61 Degrees in Winner & Chamberlin, SD Tuesday!
Downslope winds pushing milder Pacific air eastward
48 degrees NAM model forecast high temps for MSP Airport Thursday
Great snow eater:
They call it the "Chinook." Roughly translated I'm told it means "Great snow eater."
There are many regional names for downslope winds of the world. It's Foehn in the Alps, Bergwind in South Africa etc.
Regardless of what you call it, the effect is the same. Air warms adiabatically as it descends down the lee side of mountain ranges. The warm dry gusty winds raise temperatures rapidly, and melt snow at a rapid pace.
Temps topped out above 60 degrees in central South Dakota Tuesday.
Minnesota lies too far away from the Rockies to get a true Chinook, but we do feel the effects of Chinook modified Pacific air masses as they push east.
Look for temps to push 40 Wednesday, then surge into the 40s and perhaps even 50s in parts of Minnesota Thursday as snow cover dwindles.
What a crazy winter.
Ice still dicey:
Our flash freeze the past two days has helped firm up some ice on Minnesota lakes somewhat, but I wouldn't call it totally safe just yet.
High winds have shifted ice around again on the big lakes like Mille Lacs. Calmer air Monday night may have helped freeze some spots, but there were still huge cracks on Mille Lacs as of Monday.
NASA MODIS Terra images from mnlakecams.com (click to enlarge)
The Minnesota DNR is still advising extreme caution on Minnesota lakes.
DNR ALERT - Warm temps this week create unreliable ice in southern MN
(Released January 3, 2012)
"Forecasted temperatures in the 40s across southern Minnesota this week add yet another reason to be careful if heading out on the ice, according to the Minnesota Department of Natural Resources (DNR).
"Ice thickness guidelines become unreliable once the temp gets above 32 degrees," according to Lt. Cory Palmer, enforcement supervisor for the DNR. "Snowmobiles, ATVs and other vehicles should stay off the ice until temps drop below 32 degrees for at least 24 hours."
Even if the ice seems thick enough, temperature and other factors such as currents, wind, water chemistry and wildlife can impact the relative safeness of ice.
According to Lt. Palmer, last week in Kandiyohi County alone, three ATVs went through the ice.
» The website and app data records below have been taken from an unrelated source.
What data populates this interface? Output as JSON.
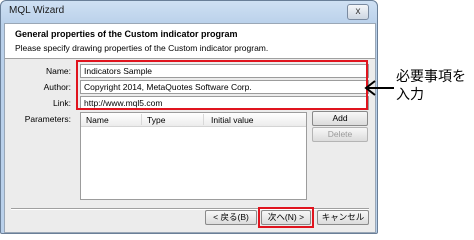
{
  "window": {
    "title": "MQL Wizard",
    "close_glyph": "x"
  },
  "header": {
    "title": "General properties of the Custom indicator program",
    "subtitle": "Please specify drawing properties of the Custom indicator program."
  },
  "form": {
    "name_label": "Name:",
    "name_value": "Indicators Sample",
    "author_label": "Author:",
    "author_value": "Copyright 2014, MetaQuotes Software Corp.",
    "link_label": "Link:",
    "link_value": "http://www.mql5.com",
    "parameters_label": "Parameters:"
  },
  "parameters_table": {
    "columns": [
      "Name",
      "Type",
      "Initial value"
    ],
    "rows": []
  },
  "side_buttons": {
    "add_label": "Add",
    "delete_label": "Delete"
  },
  "footer": {
    "back_label": "< 戻る(B)",
    "next_label": "次へ(N) >",
    "cancel_label": "キャンセル"
  },
  "annotation": {
    "line1": "必要事項を",
    "line2": "入力"
  },
  "colors": {
    "highlight": "#e0141e"
  }
}
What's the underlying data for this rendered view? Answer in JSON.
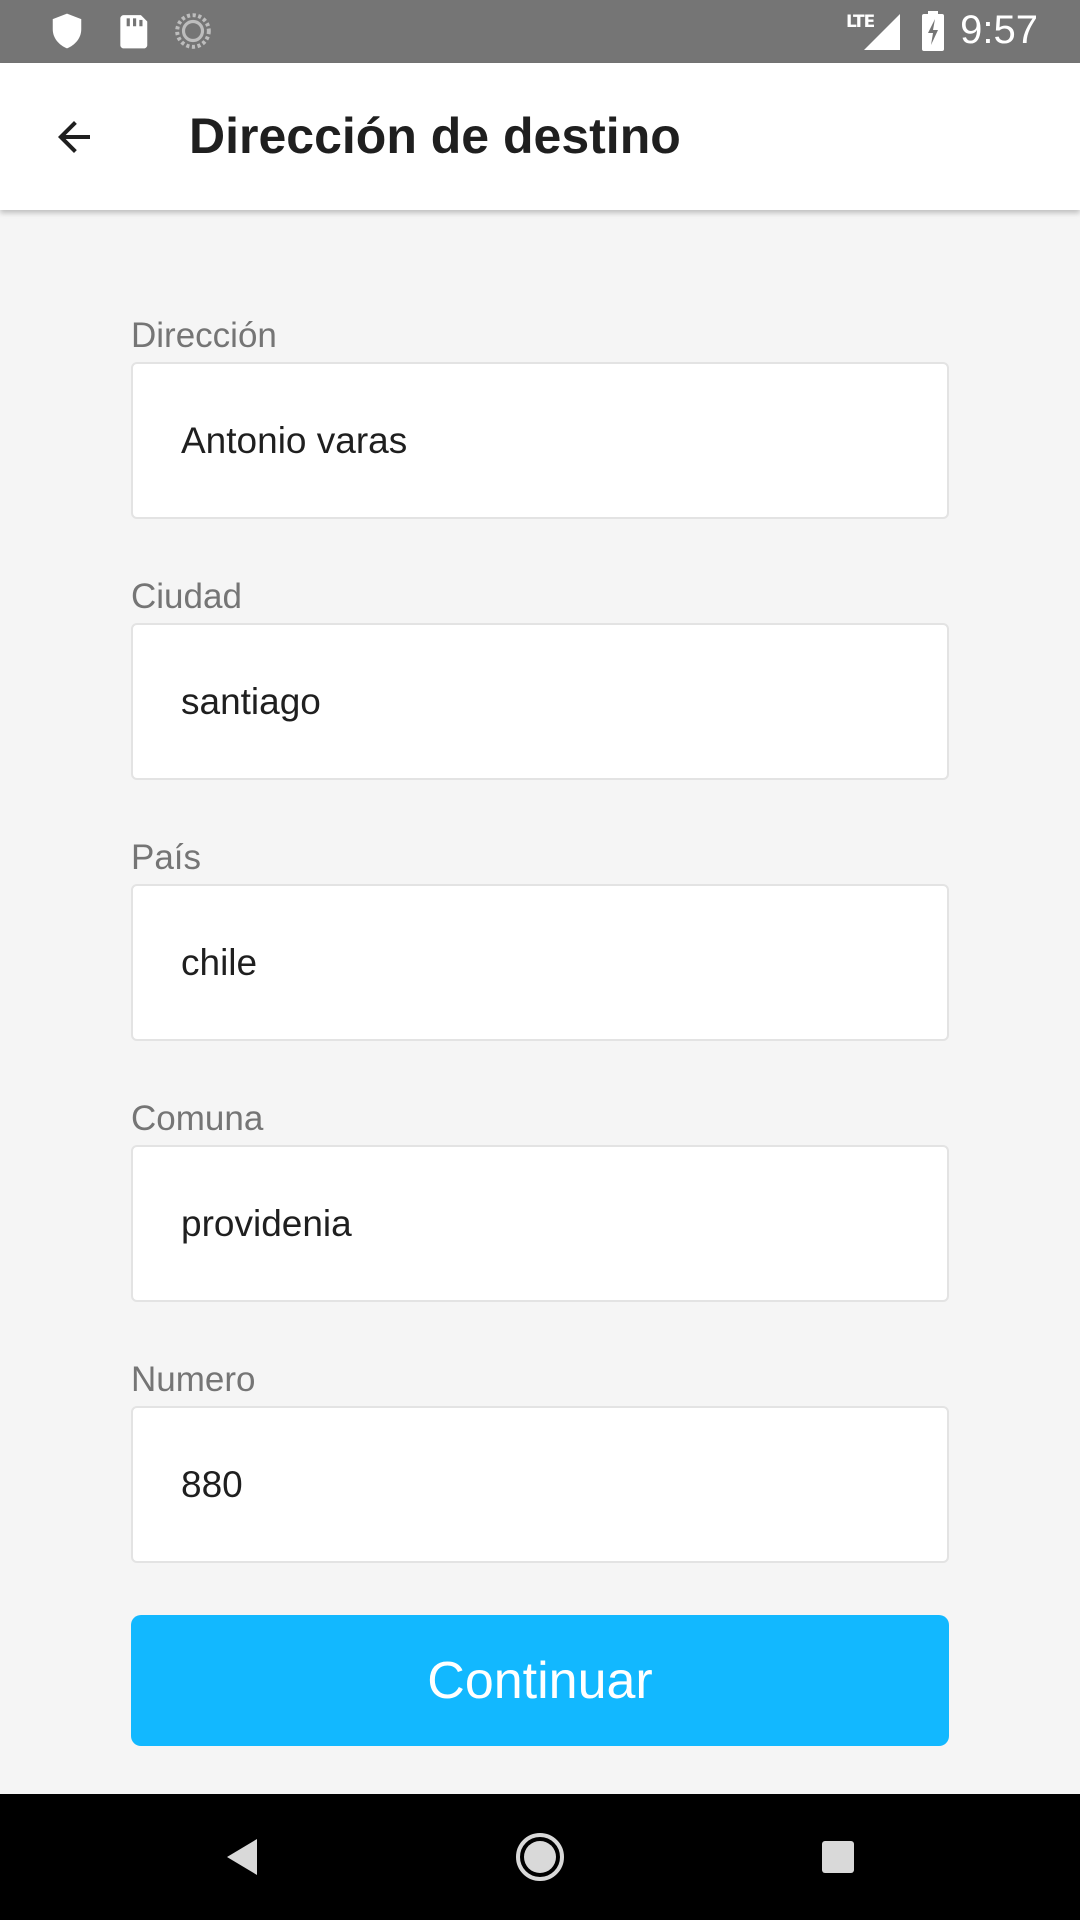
{
  "status_bar": {
    "time": "9:57",
    "network": "LTE",
    "icons": [
      "shield-icon",
      "sd-card-icon",
      "sync-icon",
      "signal-icon",
      "battery-charging-icon"
    ]
  },
  "app_bar": {
    "title": "Dirección de destino",
    "back_icon": "arrow-back-icon"
  },
  "form": {
    "fields": [
      {
        "label": "Dirección",
        "value": "Antonio varas"
      },
      {
        "label": "Ciudad",
        "value": "santiago"
      },
      {
        "label": "País",
        "value": "chile"
      },
      {
        "label": "Comuna",
        "value": "providenia"
      },
      {
        "label": "Numero",
        "value": "880"
      }
    ],
    "submit_label": "Continuar"
  },
  "nav_bar": {
    "icons": [
      "nav-back-icon",
      "nav-home-icon",
      "nav-recents-icon"
    ]
  },
  "colors": {
    "accent": "#12b8ff",
    "status_bar": "#757575",
    "background": "#f5f5f5"
  }
}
He stresses that there is no such thing as 100 percent safe ice.
Lt. Palmer suggests contacting a local bait shop or resort for ice reports on a specific lake and frequently checking ice thickness with an ice auger, ice chisel or even a cordless drill with a long wood auger bit."
Stay safe out there as temps warm again this week!
Since this winter has been warmer with less precipitation than average, is there reason to believe that spring and summer will be hotter with less precipitation than average? What is the typical trend?
Believe it or not, there is little or no correlation between winter and the following summer season.
Odd, but true when you look back at the records. It's anybody's guess at this point!